(DIRECTIONS FOR THIS TASK): What you return must match the entries exactly, except that the pictures are gone.

(EXCERPTED RECORDS):

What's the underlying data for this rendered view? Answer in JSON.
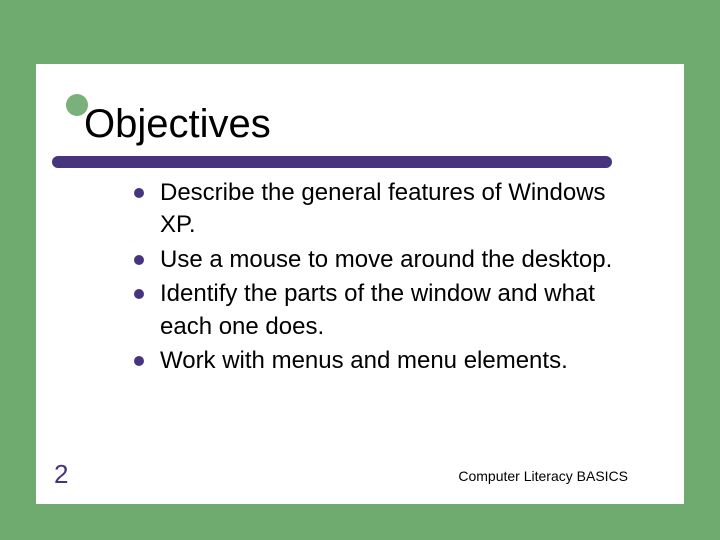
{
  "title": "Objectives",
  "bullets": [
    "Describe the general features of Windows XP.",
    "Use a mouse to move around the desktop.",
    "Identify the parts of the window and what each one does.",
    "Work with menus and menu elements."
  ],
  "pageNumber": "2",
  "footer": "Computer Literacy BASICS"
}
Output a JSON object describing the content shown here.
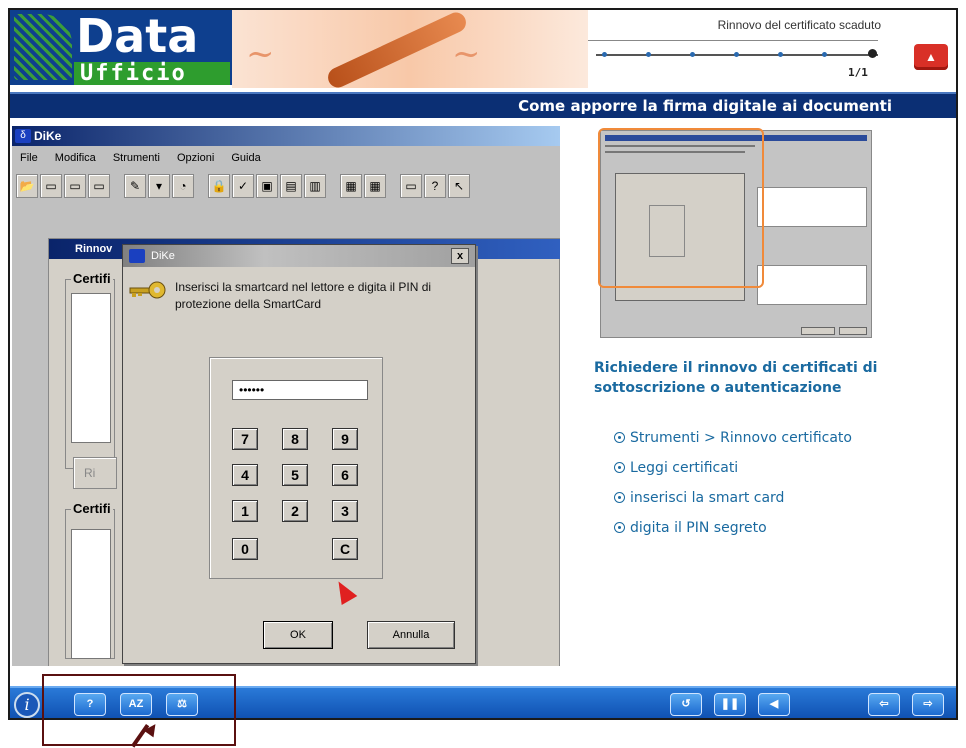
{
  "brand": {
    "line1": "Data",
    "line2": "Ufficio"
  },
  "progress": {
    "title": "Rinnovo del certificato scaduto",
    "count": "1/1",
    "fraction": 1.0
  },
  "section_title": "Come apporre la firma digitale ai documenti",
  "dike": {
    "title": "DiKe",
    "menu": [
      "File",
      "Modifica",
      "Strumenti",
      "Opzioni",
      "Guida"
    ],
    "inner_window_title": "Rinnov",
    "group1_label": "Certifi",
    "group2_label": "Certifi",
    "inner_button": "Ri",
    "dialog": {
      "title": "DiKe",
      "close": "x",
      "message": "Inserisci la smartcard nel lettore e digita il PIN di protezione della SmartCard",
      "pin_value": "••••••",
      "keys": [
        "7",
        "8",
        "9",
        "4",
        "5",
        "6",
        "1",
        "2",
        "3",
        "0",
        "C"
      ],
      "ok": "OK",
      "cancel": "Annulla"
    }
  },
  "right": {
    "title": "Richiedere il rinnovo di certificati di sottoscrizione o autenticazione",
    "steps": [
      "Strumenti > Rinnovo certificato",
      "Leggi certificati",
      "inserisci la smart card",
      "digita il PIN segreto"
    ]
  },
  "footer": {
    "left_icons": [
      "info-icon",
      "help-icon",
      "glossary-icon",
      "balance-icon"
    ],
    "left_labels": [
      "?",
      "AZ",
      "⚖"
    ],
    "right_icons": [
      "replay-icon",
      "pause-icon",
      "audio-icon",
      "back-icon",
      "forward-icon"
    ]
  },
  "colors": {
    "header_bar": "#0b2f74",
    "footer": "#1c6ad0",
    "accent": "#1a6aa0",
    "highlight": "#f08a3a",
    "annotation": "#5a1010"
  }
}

(FINISHED TASK):
What's the underlying data for this rendered view? Answer in JSON.
{
  "title": "Objectives",
  "bullets": [
    "Describe the general features of Windows XP.",
    "Use a mouse to move around the desktop.",
    "Identify the parts of the window and what each one does.",
    "Work with menus and menu elements."
  ],
  "pageNumber": "2",
  "footer": "Computer Literacy BASICS"
}
Output a JSON object describing the content shown here.
{
  "brand": {
    "line1": "Data",
    "line2": "Ufficio"
  },
  "progress": {
    "title": "Rinnovo del certificato scaduto",
    "count": "1/1",
    "fraction": 1.0
  },
  "section_title": "Come apporre la firma digitale ai documenti",
  "dike": {
    "title": "DiKe",
    "menu": [
      "File",
      "Modifica",
      "Strumenti",
      "Opzioni",
      "Guida"
    ],
    "inner_window_title": "Rinnov",
    "group1_label": "Certifi",
    "group2_label": "Certifi",
    "inner_button": "Ri",
    "dialog": {
      "title": "DiKe",
      "close": "x",
      "message": "Inserisci la smartcard nel lettore e digita il PIN di protezione della SmartCard",
      "pin_value": "••••••",
      "keys": [
        "7",
        "8",
        "9",
        "4",
        "5",
        "6",
        "1",
        "2",
        "3",
        "0",
        "C"
      ],
      "ok": "OK",
      "cancel": "Annulla"
    }
  },
  "right": {
    "title": "Richiedere il rinnovo di certificati di sottoscrizione o autenticazione",
    "steps": [
      "Strumenti > Rinnovo certificato",
      "Leggi certificati",
      "inserisci la smart card",
      "digita il PIN segreto"
    ]
  },
  "footer": {
    "left_icons": [
      "info-icon",
      "help-icon",
      "glossary-icon",
      "balance-icon"
    ],
    "left_labels": [
      "?",
      "AZ",
      "⚖"
    ],
    "right_icons": [
      "replay-icon",
      "pause-icon",
      "audio-icon",
      "back-icon",
      "forward-icon"
    ]
  },
  "colors": {
    "header_bar": "#0b2f74",
    "footer": "#1c6ad0",
    "accent": "#1a6aa0",
    "highlight": "#f08a3a",
    "annotation": "#5a1010"
  }
}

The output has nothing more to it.